The United States is a difficult country to live in if you believe in anything. Our nation’s institutions fail us frequently and disastrously; our politics favor corporations over people; our cultural discourse is frequently weighted toward the cynical and disingenuous. Faith must be practiced, and a belief in most things — social justice, an equitable society, even the American Dream — is rarely rewarded. 

Religious faith is even harder. Any non-Christian belief is barely recognized or accommodated, and even if you fall into a form of widely accepted Christianity, its prominence in the culture is rarely felt from within, eschewed in favor of an endless war against secular culture. America is not a nation of believers, and our pop culture reflects that. In its second season, Ramy, Hulu’s award-winning comedy created by star Ramy Youssef, is about being a believer and how hard a thing that is to be in America. 

Picking up shortly after the first season finale, Ramy begins with Ramy Hassan (Youssef) returning from his trip to Egypt severely depressed. He had gone in the hopes of connecting with his spirituality and his family and instead ended up sleeping with his cousin. Now, he’s back home in New Jersey, and he cannot stop masturbating or eating candy — so he decides to do something about it and devotes himself to becoming a better Muslim. 

Image: Hulu

This forms the spine of Ramy’s second season. In his desire to be better, he leaves his mosque and pledges himself to a new spiritual leader, Sheikh Ali (Mahershala Ali) who agrees to teach him. Ramy, unfortunately, is a difficult pupil, sure he wants to do the right thing but hopelessly lost as to why. Much like in season 1, the series liberally expands its scope beyond Ramy, with episodes dedicated to his family and friends, taking every opportunity to contrast and complicate Ramy’s limited view with another perspective. In one episode, he unexpectedly runs into a former adult film star after spending several episodes getting off to porn; in another, his desire to absolve himself leads to him pushing Sheikh Ali to welcome a man he barely knows into their mosque — a vet with PTSD that ultimately results in tragedy. 

As that last part suggests, Ramy season 2 is often a very dark show, much more so than its first, which already had plenty of bite accompanying its comedy. In diving even deeper into faith, Ramy, by necessity, goes long on its companion: shame.

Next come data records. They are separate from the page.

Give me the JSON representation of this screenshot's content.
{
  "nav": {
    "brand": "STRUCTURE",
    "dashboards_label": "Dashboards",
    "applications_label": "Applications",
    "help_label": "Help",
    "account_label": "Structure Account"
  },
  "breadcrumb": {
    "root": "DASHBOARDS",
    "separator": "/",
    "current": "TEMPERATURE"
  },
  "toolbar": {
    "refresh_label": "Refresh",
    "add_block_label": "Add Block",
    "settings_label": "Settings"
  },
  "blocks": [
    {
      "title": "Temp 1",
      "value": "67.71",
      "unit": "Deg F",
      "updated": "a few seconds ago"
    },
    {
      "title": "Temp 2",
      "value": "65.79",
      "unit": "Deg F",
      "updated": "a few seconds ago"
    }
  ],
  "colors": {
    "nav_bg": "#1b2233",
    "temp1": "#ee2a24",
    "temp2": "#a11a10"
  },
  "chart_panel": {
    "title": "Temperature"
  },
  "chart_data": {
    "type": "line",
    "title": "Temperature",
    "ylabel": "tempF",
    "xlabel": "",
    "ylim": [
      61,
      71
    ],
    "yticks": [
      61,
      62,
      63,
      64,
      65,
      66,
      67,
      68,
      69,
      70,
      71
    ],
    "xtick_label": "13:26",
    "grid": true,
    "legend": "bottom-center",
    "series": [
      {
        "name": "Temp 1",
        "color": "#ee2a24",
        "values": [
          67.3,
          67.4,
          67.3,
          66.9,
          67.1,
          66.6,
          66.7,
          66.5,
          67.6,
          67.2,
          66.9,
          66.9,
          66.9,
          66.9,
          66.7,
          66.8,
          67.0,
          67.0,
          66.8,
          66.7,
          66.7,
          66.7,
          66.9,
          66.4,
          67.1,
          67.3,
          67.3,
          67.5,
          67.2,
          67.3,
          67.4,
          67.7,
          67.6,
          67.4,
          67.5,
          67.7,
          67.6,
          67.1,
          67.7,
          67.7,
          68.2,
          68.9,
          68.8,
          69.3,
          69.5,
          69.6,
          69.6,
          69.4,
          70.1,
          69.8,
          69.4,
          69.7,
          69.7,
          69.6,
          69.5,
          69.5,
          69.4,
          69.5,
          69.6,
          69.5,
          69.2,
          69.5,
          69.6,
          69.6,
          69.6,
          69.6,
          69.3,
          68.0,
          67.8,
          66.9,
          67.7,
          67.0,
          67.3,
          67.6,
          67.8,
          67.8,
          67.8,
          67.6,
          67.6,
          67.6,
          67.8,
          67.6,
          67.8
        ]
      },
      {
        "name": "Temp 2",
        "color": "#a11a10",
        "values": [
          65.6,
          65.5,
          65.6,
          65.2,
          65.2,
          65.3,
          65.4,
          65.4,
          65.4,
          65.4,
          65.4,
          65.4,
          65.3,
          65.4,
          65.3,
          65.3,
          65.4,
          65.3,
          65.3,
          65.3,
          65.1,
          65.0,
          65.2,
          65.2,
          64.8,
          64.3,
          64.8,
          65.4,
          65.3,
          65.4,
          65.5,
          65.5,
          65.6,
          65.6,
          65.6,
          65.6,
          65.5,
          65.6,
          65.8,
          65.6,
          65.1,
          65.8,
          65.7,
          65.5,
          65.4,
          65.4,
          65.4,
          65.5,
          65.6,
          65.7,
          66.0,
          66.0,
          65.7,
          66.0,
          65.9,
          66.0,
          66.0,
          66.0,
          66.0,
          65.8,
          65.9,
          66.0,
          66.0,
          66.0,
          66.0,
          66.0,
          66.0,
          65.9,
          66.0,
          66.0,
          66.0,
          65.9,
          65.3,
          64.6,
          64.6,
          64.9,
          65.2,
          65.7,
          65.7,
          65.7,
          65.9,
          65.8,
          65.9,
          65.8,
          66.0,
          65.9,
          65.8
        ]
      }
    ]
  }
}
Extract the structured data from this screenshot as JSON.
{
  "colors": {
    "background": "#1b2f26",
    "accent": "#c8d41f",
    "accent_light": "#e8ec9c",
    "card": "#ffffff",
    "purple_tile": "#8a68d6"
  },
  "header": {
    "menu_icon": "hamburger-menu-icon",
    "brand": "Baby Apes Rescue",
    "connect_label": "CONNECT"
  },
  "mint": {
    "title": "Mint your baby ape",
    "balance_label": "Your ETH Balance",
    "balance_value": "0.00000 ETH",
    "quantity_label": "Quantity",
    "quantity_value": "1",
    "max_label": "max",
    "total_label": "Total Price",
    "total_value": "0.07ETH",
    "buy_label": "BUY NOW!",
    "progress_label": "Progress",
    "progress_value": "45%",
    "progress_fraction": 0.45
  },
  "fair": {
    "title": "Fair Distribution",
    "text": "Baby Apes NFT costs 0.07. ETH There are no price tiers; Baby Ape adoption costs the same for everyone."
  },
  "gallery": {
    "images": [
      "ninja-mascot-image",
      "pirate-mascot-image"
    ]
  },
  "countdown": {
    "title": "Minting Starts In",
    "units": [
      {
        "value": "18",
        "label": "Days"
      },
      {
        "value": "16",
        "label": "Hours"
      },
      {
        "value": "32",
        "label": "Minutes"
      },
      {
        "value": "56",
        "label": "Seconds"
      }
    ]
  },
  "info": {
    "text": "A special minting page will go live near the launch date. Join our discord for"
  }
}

Multiple episodes have some of the most uncomfortable scenes I’ve seen on TV this year. However, the cringe comedy is also accompanied by a wonderful and warm empathy. The series presents a worldview that’s not interested in religion as a means of absolving people’s worst impulses, but as another avenue by which they can be understood. It’s a path to understand yourself and others as well as another avenue to let everyone down. In other words, it’s just a way to be human. 

In being so openly messy, Ramy attempts to resist the urge to characterize it as the Muslim American comedy, rooting itself in a cast of characters that have experiences that can be universal to its community — most notably, islamophobia, along with a more general American hostility toward immigrants — but also with significant flaws of their own. It’s good representation without the pressure to be representative. Ramy, the character, has an anti-Semitic uncle, a mother whose ignorance results in unintentional bigotry, and a best friend with muscular dystrophy who is often incredibly selfish. But Ramy, the show, always takes the time to tell their unvarnished stories in a well-rounded way. It’s full of people doing things good and bad, trying to make sense of a world that is both nonsensical and often hostile toward them. 

The result is a tremendous show that is heartbreaking, uncomfortable, and wickedly funny. It holds nothing back and feels complete even as it remains resolutely open-ended. Despite the popular notion that religion is where we go to find answers, Ramy offers few, if any at all. Maybe the problem is that Ramy, no matter how hard he tries, doesn’t actually believe in anything yet. How could he? He was raised in America.